Recorded data
- Opening Delimiter -
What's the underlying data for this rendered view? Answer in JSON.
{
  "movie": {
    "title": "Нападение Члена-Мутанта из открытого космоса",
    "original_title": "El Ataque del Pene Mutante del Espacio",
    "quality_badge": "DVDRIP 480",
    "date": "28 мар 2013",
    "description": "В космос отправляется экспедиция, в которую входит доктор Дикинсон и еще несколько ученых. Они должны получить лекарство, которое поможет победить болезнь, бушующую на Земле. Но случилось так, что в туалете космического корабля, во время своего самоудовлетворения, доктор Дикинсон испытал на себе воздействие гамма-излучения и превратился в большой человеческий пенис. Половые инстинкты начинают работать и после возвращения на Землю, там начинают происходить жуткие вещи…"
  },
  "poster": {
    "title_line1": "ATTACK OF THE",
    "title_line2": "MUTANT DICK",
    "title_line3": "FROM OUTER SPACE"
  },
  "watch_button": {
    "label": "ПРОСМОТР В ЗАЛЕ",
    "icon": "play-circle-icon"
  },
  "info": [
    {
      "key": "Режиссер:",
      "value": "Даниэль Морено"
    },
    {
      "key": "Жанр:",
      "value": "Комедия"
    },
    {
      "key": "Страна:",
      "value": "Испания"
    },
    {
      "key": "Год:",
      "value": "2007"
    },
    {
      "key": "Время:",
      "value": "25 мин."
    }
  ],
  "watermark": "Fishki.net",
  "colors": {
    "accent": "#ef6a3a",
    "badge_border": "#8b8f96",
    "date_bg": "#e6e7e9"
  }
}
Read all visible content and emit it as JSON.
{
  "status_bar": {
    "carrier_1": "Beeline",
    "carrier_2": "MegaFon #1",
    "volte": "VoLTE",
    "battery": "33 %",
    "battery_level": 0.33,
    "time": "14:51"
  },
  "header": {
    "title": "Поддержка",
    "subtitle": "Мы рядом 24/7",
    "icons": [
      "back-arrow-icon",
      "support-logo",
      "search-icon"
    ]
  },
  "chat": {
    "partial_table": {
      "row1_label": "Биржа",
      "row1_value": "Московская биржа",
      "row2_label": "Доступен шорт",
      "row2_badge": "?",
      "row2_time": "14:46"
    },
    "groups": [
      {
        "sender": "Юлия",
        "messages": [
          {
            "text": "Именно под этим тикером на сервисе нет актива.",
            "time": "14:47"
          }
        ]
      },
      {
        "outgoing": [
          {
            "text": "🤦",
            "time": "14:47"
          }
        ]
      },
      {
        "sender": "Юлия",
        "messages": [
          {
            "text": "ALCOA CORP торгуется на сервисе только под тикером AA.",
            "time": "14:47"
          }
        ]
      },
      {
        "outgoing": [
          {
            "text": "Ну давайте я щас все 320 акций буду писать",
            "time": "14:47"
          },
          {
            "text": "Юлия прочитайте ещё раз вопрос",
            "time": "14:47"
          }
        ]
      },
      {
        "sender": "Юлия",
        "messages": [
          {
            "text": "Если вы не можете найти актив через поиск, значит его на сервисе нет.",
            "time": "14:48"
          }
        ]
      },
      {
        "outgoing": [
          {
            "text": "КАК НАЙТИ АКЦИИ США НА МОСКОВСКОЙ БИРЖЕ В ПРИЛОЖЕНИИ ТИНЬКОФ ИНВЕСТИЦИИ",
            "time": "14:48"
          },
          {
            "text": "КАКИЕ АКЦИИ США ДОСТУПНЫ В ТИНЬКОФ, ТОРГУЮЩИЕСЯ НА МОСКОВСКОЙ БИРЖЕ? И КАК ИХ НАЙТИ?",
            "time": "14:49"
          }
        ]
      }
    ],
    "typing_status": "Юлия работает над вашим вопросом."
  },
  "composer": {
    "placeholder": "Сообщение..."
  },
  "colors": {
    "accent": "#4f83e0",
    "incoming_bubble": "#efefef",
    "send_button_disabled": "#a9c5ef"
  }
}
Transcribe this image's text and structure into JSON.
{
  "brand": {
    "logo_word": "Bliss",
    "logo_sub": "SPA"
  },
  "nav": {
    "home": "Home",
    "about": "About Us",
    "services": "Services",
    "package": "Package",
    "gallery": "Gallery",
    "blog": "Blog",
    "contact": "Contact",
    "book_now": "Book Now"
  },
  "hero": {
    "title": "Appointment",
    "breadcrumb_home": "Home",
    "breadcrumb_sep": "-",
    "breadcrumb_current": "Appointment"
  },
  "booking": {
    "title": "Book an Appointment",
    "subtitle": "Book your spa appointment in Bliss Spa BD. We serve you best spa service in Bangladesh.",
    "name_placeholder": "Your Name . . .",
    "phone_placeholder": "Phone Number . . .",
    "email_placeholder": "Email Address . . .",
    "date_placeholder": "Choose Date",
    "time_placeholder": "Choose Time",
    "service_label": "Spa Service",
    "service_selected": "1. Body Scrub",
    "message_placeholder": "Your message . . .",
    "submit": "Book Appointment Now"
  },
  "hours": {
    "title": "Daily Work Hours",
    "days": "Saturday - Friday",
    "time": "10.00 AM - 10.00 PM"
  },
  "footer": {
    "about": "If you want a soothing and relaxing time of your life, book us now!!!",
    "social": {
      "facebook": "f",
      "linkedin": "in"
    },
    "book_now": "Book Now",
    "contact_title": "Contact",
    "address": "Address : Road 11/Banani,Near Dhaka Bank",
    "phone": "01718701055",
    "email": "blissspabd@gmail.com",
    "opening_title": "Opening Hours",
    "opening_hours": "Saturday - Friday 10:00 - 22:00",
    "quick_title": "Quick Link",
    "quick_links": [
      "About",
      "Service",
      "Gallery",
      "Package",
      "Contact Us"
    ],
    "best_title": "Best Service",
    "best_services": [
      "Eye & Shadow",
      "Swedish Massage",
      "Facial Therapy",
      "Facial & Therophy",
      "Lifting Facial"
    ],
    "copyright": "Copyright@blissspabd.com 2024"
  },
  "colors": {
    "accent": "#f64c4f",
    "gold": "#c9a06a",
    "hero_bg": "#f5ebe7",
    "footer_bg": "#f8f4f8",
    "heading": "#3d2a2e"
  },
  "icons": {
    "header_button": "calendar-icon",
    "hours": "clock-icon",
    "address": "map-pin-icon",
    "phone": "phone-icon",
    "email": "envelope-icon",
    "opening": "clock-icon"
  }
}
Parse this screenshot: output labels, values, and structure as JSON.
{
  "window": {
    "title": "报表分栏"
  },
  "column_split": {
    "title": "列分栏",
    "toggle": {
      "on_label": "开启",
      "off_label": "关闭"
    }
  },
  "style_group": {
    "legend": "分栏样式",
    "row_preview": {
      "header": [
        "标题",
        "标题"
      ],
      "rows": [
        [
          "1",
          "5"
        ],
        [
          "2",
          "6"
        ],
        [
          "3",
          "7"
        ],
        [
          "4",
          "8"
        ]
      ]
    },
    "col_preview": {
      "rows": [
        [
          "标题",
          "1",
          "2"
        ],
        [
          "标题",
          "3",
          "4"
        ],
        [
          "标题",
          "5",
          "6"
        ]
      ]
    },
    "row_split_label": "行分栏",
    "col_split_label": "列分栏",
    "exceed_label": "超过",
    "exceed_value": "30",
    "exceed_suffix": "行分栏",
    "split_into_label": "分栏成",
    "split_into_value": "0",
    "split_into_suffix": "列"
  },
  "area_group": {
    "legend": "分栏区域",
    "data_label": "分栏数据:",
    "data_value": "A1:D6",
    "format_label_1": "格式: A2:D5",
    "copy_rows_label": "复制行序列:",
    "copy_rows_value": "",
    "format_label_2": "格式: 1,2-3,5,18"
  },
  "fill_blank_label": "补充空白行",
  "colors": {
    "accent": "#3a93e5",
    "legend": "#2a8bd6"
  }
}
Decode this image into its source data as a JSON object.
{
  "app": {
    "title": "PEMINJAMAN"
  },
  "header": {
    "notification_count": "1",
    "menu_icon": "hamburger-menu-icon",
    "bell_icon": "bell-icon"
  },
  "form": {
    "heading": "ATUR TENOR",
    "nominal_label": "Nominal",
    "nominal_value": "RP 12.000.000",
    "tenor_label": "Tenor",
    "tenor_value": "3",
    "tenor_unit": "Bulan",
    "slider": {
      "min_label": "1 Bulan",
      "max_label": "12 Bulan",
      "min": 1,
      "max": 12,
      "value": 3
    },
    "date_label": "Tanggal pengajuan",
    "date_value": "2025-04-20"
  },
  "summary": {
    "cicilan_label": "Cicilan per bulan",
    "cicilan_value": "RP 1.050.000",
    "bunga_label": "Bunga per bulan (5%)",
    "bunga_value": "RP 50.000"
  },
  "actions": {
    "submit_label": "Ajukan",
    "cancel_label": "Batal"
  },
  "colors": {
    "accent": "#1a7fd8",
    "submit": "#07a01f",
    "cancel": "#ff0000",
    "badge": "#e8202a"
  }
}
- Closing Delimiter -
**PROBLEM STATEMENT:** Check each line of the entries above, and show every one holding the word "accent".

**EXPECTED ANSWER:**
    "accent": "#ef6a3a",
    "accent": "#4f83e0",
    "accent": "#f64c4f",
    "accent": "#3a93e5",
    "accent": "#1a7fd8",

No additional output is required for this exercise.